So, alternately trying to reason the thing out, and growing wild with passion and suspicion and pain, he at last went back to the house expecting he would have to go through the ordeal of luncheon alone; but as the silver gong sounded she came slowly down the stairs.
And except that she was very pale and blue circles surrounded her heavy eyes, her face wore a mask, and she was perfectly calm.
She made no apology, nor allusion to her outburst; she treated the incident as though it had never been! She held a letter in her hand, which had come by the second post while they were out. It was written by her uncle from London, the night before, and contained his joyous news.

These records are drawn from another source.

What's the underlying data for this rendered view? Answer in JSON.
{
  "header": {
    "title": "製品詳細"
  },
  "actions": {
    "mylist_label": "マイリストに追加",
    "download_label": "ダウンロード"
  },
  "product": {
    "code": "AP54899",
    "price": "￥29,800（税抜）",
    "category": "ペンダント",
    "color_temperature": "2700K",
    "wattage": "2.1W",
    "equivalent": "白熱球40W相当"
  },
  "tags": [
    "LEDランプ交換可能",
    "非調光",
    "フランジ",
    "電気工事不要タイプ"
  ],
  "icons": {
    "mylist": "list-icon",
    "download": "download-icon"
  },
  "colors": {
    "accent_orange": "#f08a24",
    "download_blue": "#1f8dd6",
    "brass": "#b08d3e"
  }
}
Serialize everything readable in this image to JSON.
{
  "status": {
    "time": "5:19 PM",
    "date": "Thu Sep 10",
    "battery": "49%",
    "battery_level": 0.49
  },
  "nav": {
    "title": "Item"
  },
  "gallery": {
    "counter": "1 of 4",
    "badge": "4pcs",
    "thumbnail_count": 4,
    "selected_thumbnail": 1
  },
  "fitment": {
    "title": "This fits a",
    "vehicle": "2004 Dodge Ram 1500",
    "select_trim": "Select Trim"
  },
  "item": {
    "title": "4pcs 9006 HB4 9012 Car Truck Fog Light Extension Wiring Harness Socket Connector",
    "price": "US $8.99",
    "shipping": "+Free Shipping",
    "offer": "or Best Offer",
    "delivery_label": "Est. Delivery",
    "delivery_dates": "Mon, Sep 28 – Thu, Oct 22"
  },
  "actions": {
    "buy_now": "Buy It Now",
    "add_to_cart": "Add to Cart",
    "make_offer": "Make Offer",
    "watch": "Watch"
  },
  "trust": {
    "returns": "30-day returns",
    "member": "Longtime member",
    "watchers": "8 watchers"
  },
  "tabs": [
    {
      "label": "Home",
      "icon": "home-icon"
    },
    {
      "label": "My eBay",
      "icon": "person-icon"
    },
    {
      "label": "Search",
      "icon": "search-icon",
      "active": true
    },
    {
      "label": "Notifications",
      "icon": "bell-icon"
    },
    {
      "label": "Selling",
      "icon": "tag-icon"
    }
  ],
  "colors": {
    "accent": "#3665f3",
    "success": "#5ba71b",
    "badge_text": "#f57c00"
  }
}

Tristram looked at her and was again dumbfounded. She was certainly a most extraordinary woman. And some of his rage died down and he decided he would not, after all, demand an explanation of her now; he would let the whole, hideous rejoicings be finished first and then, in London, he would sternly investigate the truth. And not the least part of his pain was the haunting uncertainty as to what her words could mean, as regarded himself. If by some wonderful chance it were some passion in the past and she now loved him, he feared he could forgive her—he feared even his pride would not hold out over the mad happiness it would be to feel her unresisting and loving, lying in his arms!
So with stormy eyes and forced smiles the pair sat down to luncheon, and Zara handed him the epistle she carried in her hand. It ran:

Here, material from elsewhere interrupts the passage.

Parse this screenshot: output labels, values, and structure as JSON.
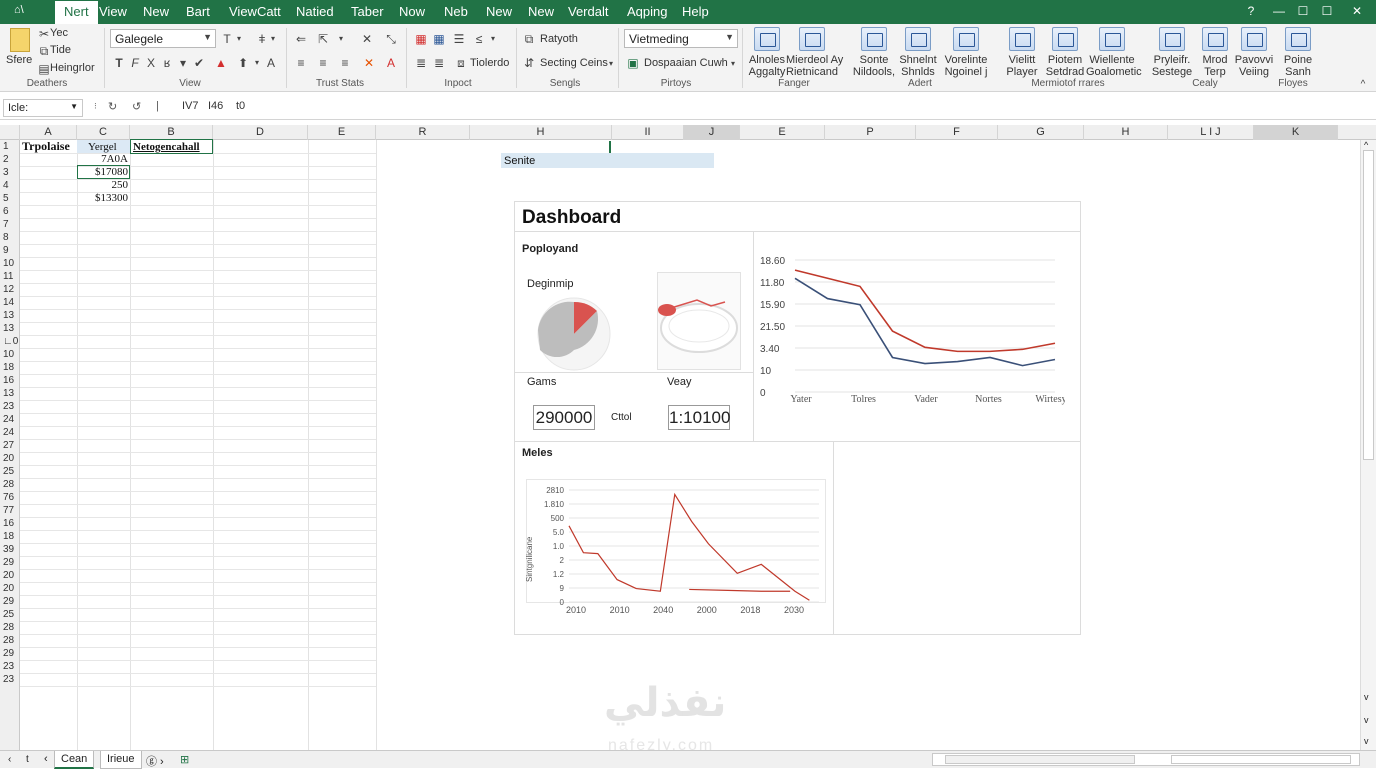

“MY DEAR NIECE:
“I have to inform you of a piece of news that is a great gratification to myself, and I trust will cause you, too, some pleasure.
“Lady Ethelrida Montfitchet has done me the honor to accept my proposal for her hand, and the Duke, her father, has kindly given his hearty consent to my marriage with his daughter, which is to take place as soon as things can be arranged with suitability. I hope you and Tristram will arrive in time to accompany me to dinner at Glastonbury House on Friday evening, when you can congratulate my beloved fiance, who holds you in affectionate regard.
“I am, my dear niece, always your devoted uncle,
When Tristram finished reading he exclaimed:
“Good Lord!” For, quite absorbed in his own affairs, he had never even noticed the financier’s peregrinations! Then as he looked at the letter again he said meditatively:
“I expect they will be awfully happy—Ethelrida is such an unselfish, sensible, darling girl—”
And it hurt Zara even in her present mood, for she felt the contrast to herself in his unconscious tone.
“My uncle never does anything without having calculated it will turn out perfectly,” she said bitterly—“only sometimes it can happen that he plays with the wrong pawns.”
And Tristram wondered what she meant. He and she had certainly been pawns in one of the Markrute games, and now he began to see this object, just as Zara had done. Then the thought came to him.—Why should he not now ask her straight out—why she had married him? It was not from any desire for himself, nor his position, he knew that: but for what?